A Happy New Year

Shirley Macklin would easily qualify as the Canadian candidate for Most Terrifying Millennium Experience. Just hours before the year 2000 began in Afghanistan, she and 154 other hostages were finally freed by killer terrorists who had held them for eight tense days on a fetid plane. But Macklin, a 60-year-old retired Winnipeg set designer, seemed relatively unfazed by the ordeal. She told reporters she would continue working with an aid group in India, a country she has grown to love, and felt no need to return home. But she was angry. "It was a bitch of a time," she told Canadian officials on arrival in New Delhi. And she added, to her son Hartley back in Winnipeg, that her captors were "bastards."

Macklin's horrific odyssey began high over the mountains of northern India. After a vacation in Nepal, she had just left the capital, Kathmandu, bound for New Delhi aboard Indian Airlines Flight 814. From her 9C seat, she suddenly saw a masked guerrilla, one of five armed with grenades and guns, burst into the cabin from business class, upending the food carts and ordering everyone to "keep your heads down." They brutally stabbed to death one man who defied them, and ordered the pilot to fly to Lahore, Pakistan. When officials there refused it permission to land, the plane shuttled through three cities in the Gulf region before finally touching down in Kandahar, in southern Afghanistan, on Christmas Day.

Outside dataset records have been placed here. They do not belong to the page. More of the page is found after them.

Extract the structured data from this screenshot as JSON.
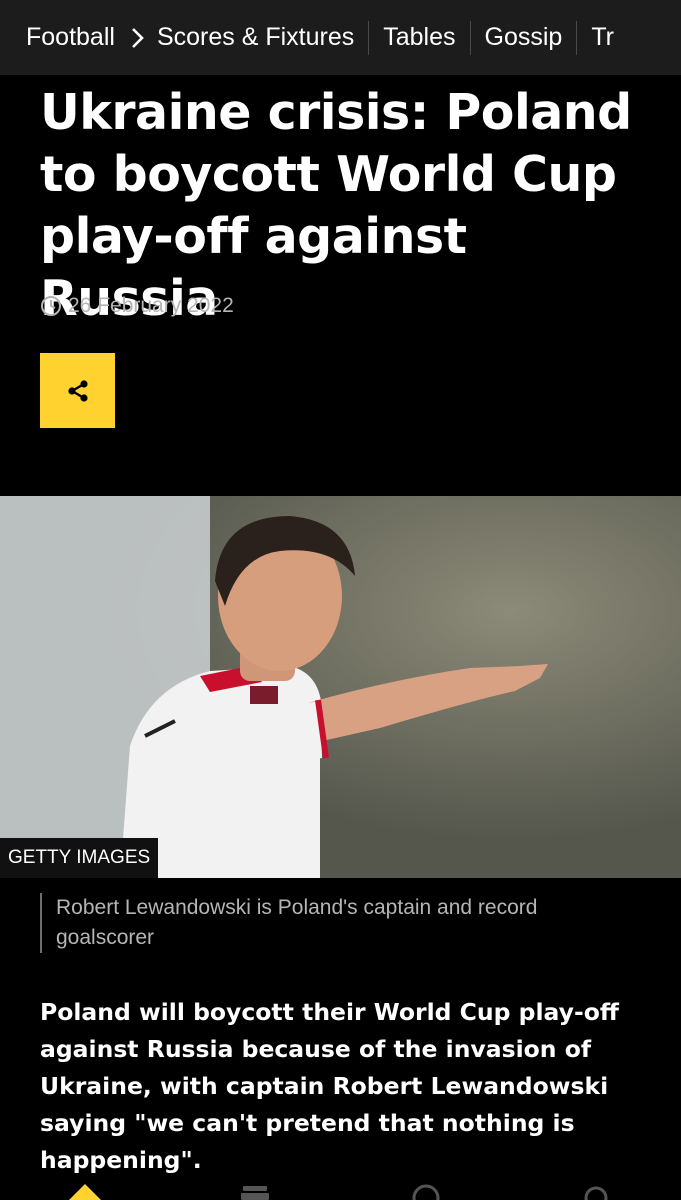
{
  "nav": {
    "section": "Football",
    "items": [
      "Scores & Fixtures",
      "Tables",
      "Gossip",
      "Tr"
    ]
  },
  "article": {
    "headline": "Ukraine crisis: Poland to boycott World Cup play-off against Russia",
    "date": "26 February 2022",
    "image_credit": "GETTY IMAGES",
    "caption": "Robert Lewandowski is Poland's captain and record goalscorer",
    "lede": "Poland will boycott their World Cup play-off against Russia because of the invasion of Ukraine, with captain Robert Lewandowski saying \"we can't pretend that nothing is happening\"."
  },
  "colors": {
    "accent": "#ffd230",
    "background": "#000000",
    "nav_background": "#1c1c1c"
  },
  "icons": {
    "nav_chevron": "chevron-right-icon",
    "date": "clock-icon",
    "share": "share-icon",
    "tabs": [
      "home-icon",
      "my-news-icon",
      "sport-icon",
      "search-icon"
    ]
  }
}
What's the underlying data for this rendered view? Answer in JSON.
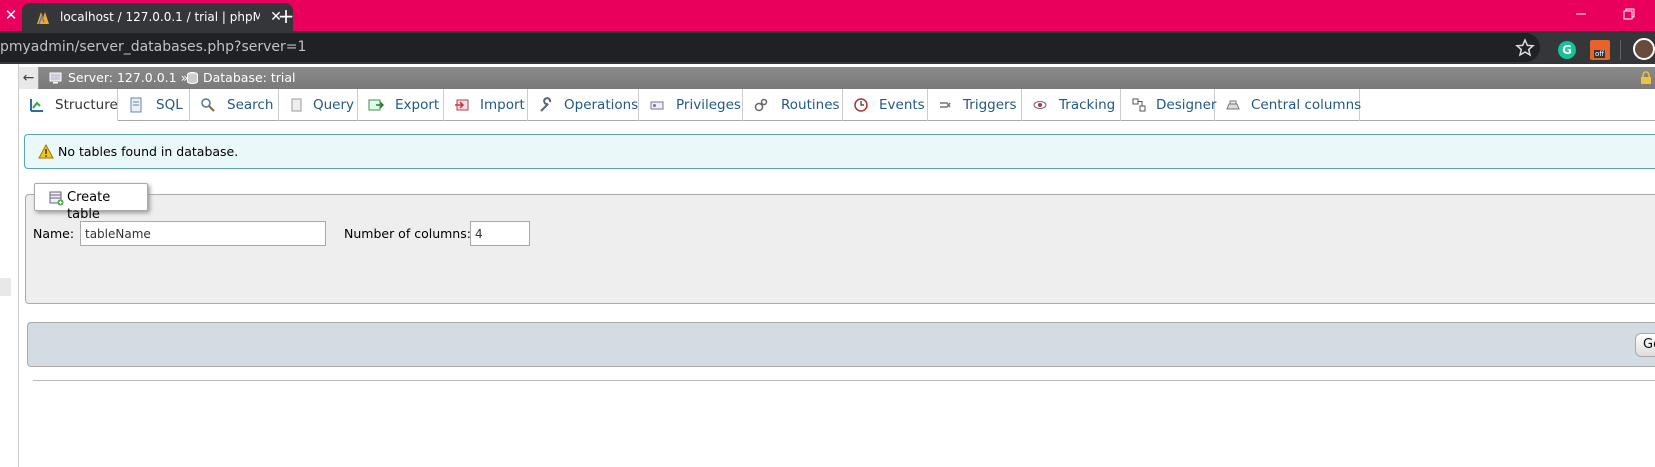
{
  "browser": {
    "tab_title": "localhost / 127.0.0.1 / trial | phpM",
    "url": "pmyadmin/server_databases.php?server=1",
    "extension_off_badge": "off",
    "grammarly_letter": "G"
  },
  "breadcrumb": {
    "server_label": "Server: 127.0.0.1 »",
    "database_label": "Database: trial"
  },
  "menu": {
    "tabs": [
      {
        "label": "Structure",
        "icon": "structure-icon",
        "active": true
      },
      {
        "label": "SQL",
        "icon": "sql-icon"
      },
      {
        "label": "Search",
        "icon": "search-icon"
      },
      {
        "label": "Query",
        "icon": "query-icon"
      },
      {
        "label": "Export",
        "icon": "export-icon"
      },
      {
        "label": "Import",
        "icon": "import-icon"
      },
      {
        "label": "Operations",
        "icon": "wrench-icon"
      },
      {
        "label": "Privileges",
        "icon": "privileges-icon"
      },
      {
        "label": "Routines",
        "icon": "routines-icon"
      },
      {
        "label": "Events",
        "icon": "clock-icon"
      },
      {
        "label": "Triggers",
        "icon": "triggers-icon"
      },
      {
        "label": "Tracking",
        "icon": "eye-icon"
      },
      {
        "label": "Designer",
        "icon": "designer-icon"
      },
      {
        "label": "Central columns",
        "icon": "central-columns-icon"
      }
    ]
  },
  "notice": {
    "text": "No tables found in database."
  },
  "create_table": {
    "legend": "Create table",
    "name_label": "Name:",
    "name_value": "tableName",
    "columns_label": "Number of columns:",
    "columns_value": "4",
    "go_label": "Go"
  },
  "colors": {
    "titlebar": "#e8005c",
    "link": "#235a81",
    "notice_bg": "#ebf8fa"
  }
}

Macklin, it turned out, was caught up in India's often deadly dispute with Pakistan over control of divided Kashmir. The hijackers, whose nationality was never disclosed, demanded the release of 35 Kashmiri militants and a Pakistani religious cleric from jail in India. After drawn-out talks with Indian officials, brokered by Afghanistan's ultra-conservative Islamic Taliban regime, the two sides agreed on release of the cleric and two militants. Indian officials accused Pakistan of backing the terrorists, but the military regime in Islamabad said it would arrest them if found. Macklin, meanwhile, was greeted in New Delhi by another son, David, a Toronto doctor, who arranged for a secure and quiet place for her to recover.

Maclean's January 10, 2000